Johnnie Clemens May
When we drive south for funerals, the only time we travel,
my father sings “Rye Whiskey”
as she taps ashes into the green Mercury’s tray.
At twilight the fog drifts like rings
over misted mountains where, as a child
growing up in a lean time, she used to reuse
thread from hems, and neighbors gave her
jars of pickles and green beans from their root cellar.
She once dreamed plantations
with rose gardens and tailored lawns,
read travel books on Paris and Rome,
but married a man who could not keep a job,
whose spirals of anger
she learned to climb
while ashtrays filled with stubs.
Three children and too many bills to escape.
Years later in the hospital,
veins scarred by chemo.

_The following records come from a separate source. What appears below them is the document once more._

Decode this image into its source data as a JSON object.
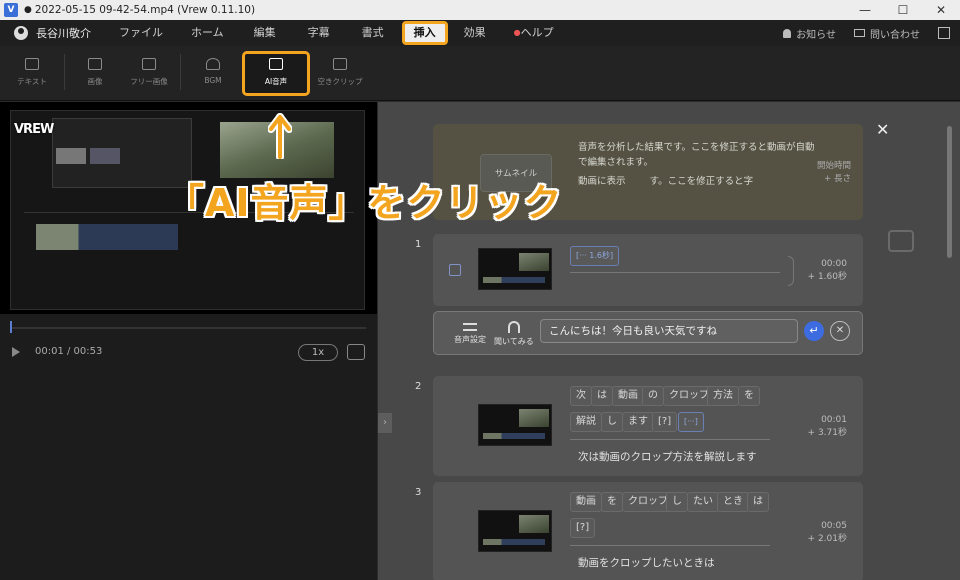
{
  "window": {
    "title": "2022-05-15 09-42-54.mp4 (Vrew 0.11.10)",
    "logo_letter": "V",
    "controls": [
      "—",
      "☐",
      "✕"
    ]
  },
  "menubar": {
    "user": "長谷川敬介",
    "items": [
      "ファイル",
      "ホーム",
      "編集",
      "字幕",
      "書式",
      "挿入",
      "効果",
      "ヘルプ"
    ],
    "active": "挿入",
    "right": [
      "お知らせ",
      "問い合わせ"
    ]
  },
  "toolbar": {
    "items": [
      {
        "label": "テキスト",
        "icon": "text-icon"
      },
      {
        "label": "画像",
        "icon": "image-icon"
      },
      {
        "label": "フリー画像",
        "icon": "free-image-icon"
      },
      {
        "label": "BGM",
        "icon": "music-icon"
      },
      {
        "label": "AI音声",
        "icon": "ai-voice-icon"
      },
      {
        "label": "空きクリップ",
        "icon": "empty-clip-icon"
      }
    ]
  },
  "preview": {
    "logo": "VREW",
    "time": "00:01 / 00:53",
    "speed": "1x"
  },
  "help_card": {
    "thumb_label": "サムネイル",
    "text1": "音声を分析した結果です。ここを修正すると動画が自動で編集されます。",
    "text2": "動画に表示",
    "text2_rest": "す。ここを修正すると字",
    "time_label": "開始時間",
    "length_label": "+ 長さ"
  },
  "clips": [
    {
      "num": "1",
      "tag": "[··· 1.6秒]",
      "start": "00:00",
      "length": "+ 1.60秒"
    },
    {
      "num": "2",
      "words": [
        "次",
        "は",
        "動画",
        "の",
        "クロップ",
        "方法",
        "を",
        "解説",
        "し",
        "ます",
        "[?]",
        "[···]"
      ],
      "start": "00:01",
      "length": "+ 3.71秒",
      "subtitle": "次は動画のクロップ方法を解説します"
    },
    {
      "num": "3",
      "words": [
        "動画",
        "を",
        "クロップ",
        "し",
        "たい",
        "とき",
        "は",
        "[?]"
      ],
      "start": "00:05",
      "length": "+ 2.01秒",
      "subtitle": "動画をクロップしたいときは"
    }
  ],
  "edit_card": {
    "voice_settings": "音声設定",
    "listen": "聞いてみる",
    "input_value": "こんにちは！今日も良い天気ですね"
  },
  "annotation": {
    "arrow": "↑",
    "text": "「AI音声」をクリック"
  },
  "colors": {
    "highlight": "#f3a51f",
    "accent_blue": "#3d6ce0"
  }
}
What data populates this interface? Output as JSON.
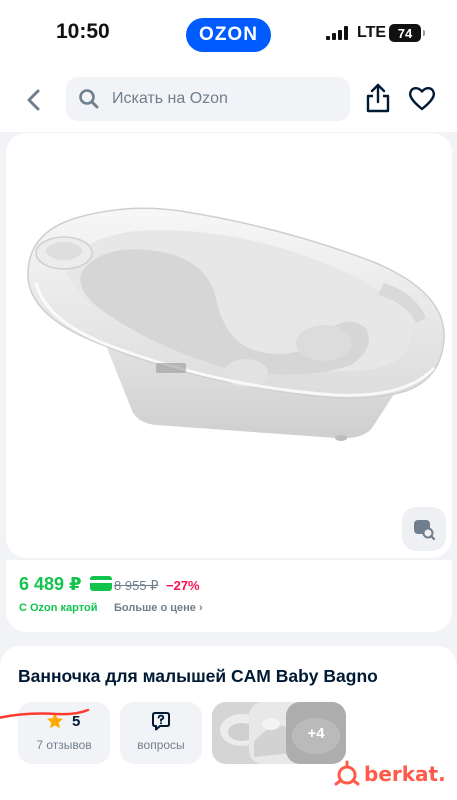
{
  "status_bar": {
    "time": "10:50",
    "network": "LTE",
    "battery": "74"
  },
  "app": {
    "logo": "OZON",
    "brand_color": "#005bff"
  },
  "header": {
    "search_placeholder": "Искать на Ozon",
    "icons": [
      "chevron-left-icon",
      "search-icon",
      "share-icon",
      "heart-icon"
    ]
  },
  "product": {
    "price": "6 489 ₽",
    "old_price": "8 955 ₽",
    "discount": "−27%",
    "ozon_card_note": "С Ozon картой",
    "more_price_link": "Больше о цене",
    "title": "Ванночка для малышей CAM Baby Bagno",
    "rating": "5",
    "reviews": "7 отзывов",
    "questions": "вопросы",
    "more_photos": "+4"
  },
  "colors": {
    "price_green": "#10c44c",
    "discount_red": "#f91155",
    "text_muted": "#707f8d"
  },
  "watermark": {
    "text": "berkat."
  }
}
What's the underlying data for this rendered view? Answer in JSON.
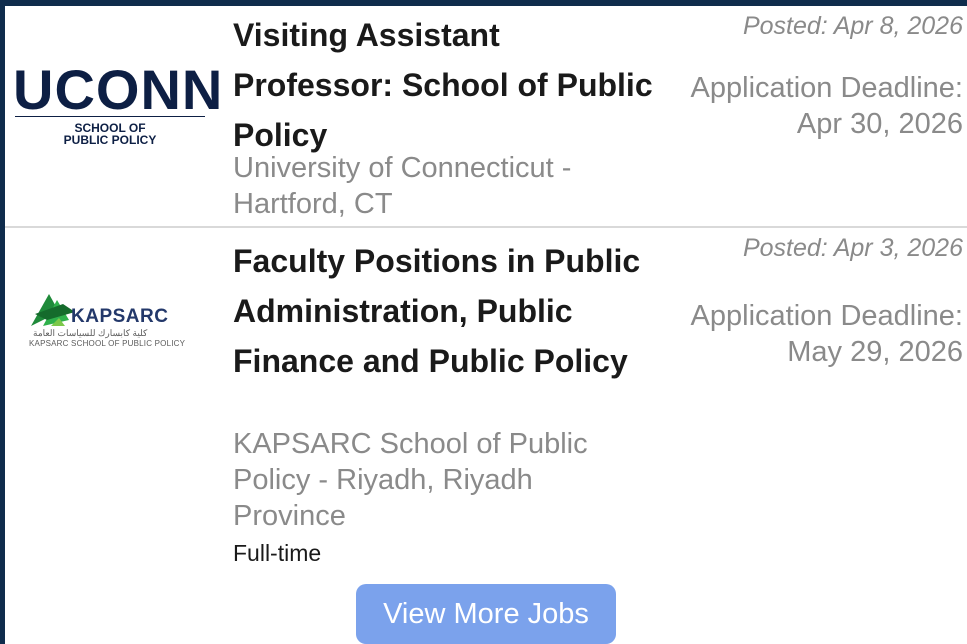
{
  "jobs": [
    {
      "logo": {
        "wordmark": "UCONN",
        "sub_line1": "SCHOOL OF",
        "sub_line2": "PUBLIC POLICY"
      },
      "title": "Visiting Assistant Professor: School of Public Policy",
      "organization": "University of Connecticut - Hartford, CT",
      "posted": "Posted: Apr 8, 2026",
      "deadline": "Application Deadline: Apr 30, 2026"
    },
    {
      "logo": {
        "wordmark": "KAPSARC",
        "arabic": "كلية كابسارك للسياسات العامة",
        "sub_line": "KAPSARC SCHOOL OF PUBLIC POLICY"
      },
      "title": "Faculty Positions in Public Administration, Public Finance and Public Policy",
      "organization": "KAPSARC School of Public Policy - Riyadh, Riyadh Province",
      "job_type": "Full-time",
      "posted": "Posted: Apr 3, 2026",
      "deadline": "Application Deadline: May 29, 2026"
    }
  ],
  "view_more_label": "View More Jobs",
  "colors": {
    "background": "#0f2c4c",
    "button": "#7ba2ec",
    "title_text": "#1a1a1a",
    "muted_text": "#8a8a8a"
  }
}
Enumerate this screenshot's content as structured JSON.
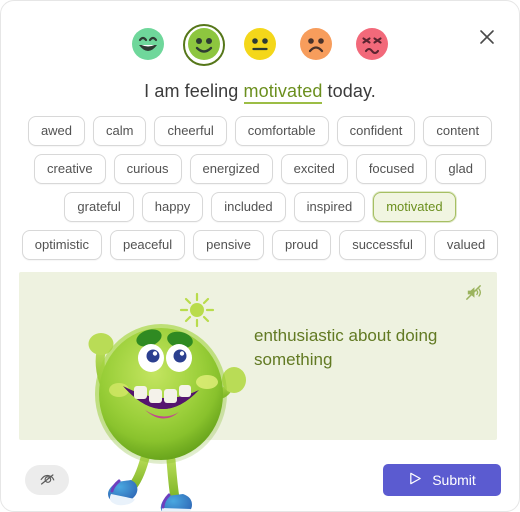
{
  "window": {
    "close_label": "×",
    "close_icon": "close-icon"
  },
  "mood_selector": {
    "options": [
      {
        "name": "very-happy",
        "icon": "grinning-face-icon",
        "face": "grin",
        "color": "#6fd79b",
        "selected": false
      },
      {
        "name": "happy",
        "icon": "smiling-face-icon",
        "face": "smile",
        "color": "#8dc63f",
        "selected": true
      },
      {
        "name": "neutral",
        "icon": "neutral-face-icon",
        "face": "neutral",
        "color": "#f4d71a",
        "selected": false
      },
      {
        "name": "sad",
        "icon": "frowning-face-icon",
        "face": "sad",
        "color": "#f79d5c",
        "selected": false
      },
      {
        "name": "angry",
        "icon": "confounded-face-icon",
        "face": "angry",
        "color": "#f2697a",
        "selected": false
      }
    ],
    "selected_index": 1
  },
  "prompt": {
    "prefix": "I am feeling ",
    "word": "motivated",
    "suffix": " today."
  },
  "chips": {
    "rows": [
      [
        "awed",
        "calm",
        "cheerful",
        "comfortable",
        "confident",
        "content",
        "creative"
      ],
      [
        "curious",
        "energized",
        "excited",
        "focused",
        "glad",
        "grateful",
        "happy"
      ],
      [
        "included",
        "inspired",
        "motivated",
        "optimistic",
        "peaceful",
        "pensive",
        "proud"
      ],
      [
        "successful",
        "valued"
      ]
    ],
    "selected": "motivated"
  },
  "definition": {
    "text": "enthusiastic about doing something",
    "mute_icon": "speaker-muted-icon",
    "illustration_name": "green-furry-monster-character",
    "panel_color": "#eef2e0",
    "text_color": "#627a23"
  },
  "footer": {
    "hide_answer_icon": "eye-off-icon",
    "submit_label": "Submit",
    "submit_icon": "send-icon",
    "submit_color": "#5b5bd0"
  }
}
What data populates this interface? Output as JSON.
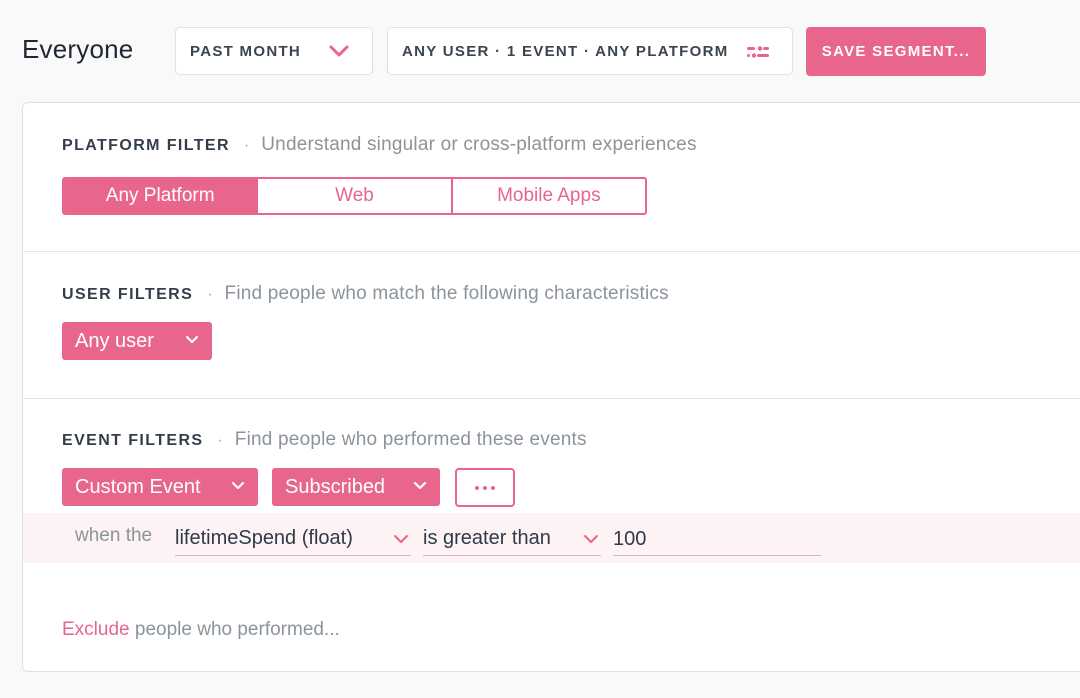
{
  "header": {
    "title": "Everyone",
    "range_label": "PAST MONTH",
    "segment_summary": "ANY USER · 1 EVENT · ANY PLATFORM",
    "save_label": "SAVE SEGMENT..."
  },
  "platform_filter": {
    "heading": "PLATFORM FILTER",
    "separator": "·",
    "description": "Understand singular or cross-platform experiences",
    "options": [
      "Any Platform",
      "Web",
      "Mobile Apps"
    ],
    "selected": "Any Platform"
  },
  "user_filters": {
    "heading": "USER FILTERS",
    "separator": "·",
    "description": "Find people who match the following characteristics",
    "dropdown_value": "Any user"
  },
  "event_filters": {
    "heading": "EVENT FILTERS",
    "separator": "·",
    "description": "Find people who performed these events",
    "event_type": "Custom Event",
    "event_name": "Subscribed",
    "condition": {
      "prefix": "when the",
      "property": "lifetimeSpend (float)",
      "operator": "is greater than",
      "value": "100"
    }
  },
  "exclude": {
    "link": "Exclude",
    "rest": " people who performed..."
  },
  "colors": {
    "accent": "#e8658b",
    "text": "#2e3a48",
    "muted": "#8b939c"
  }
}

eyes closed, her face a pale moon,
she curls her fingers into circles.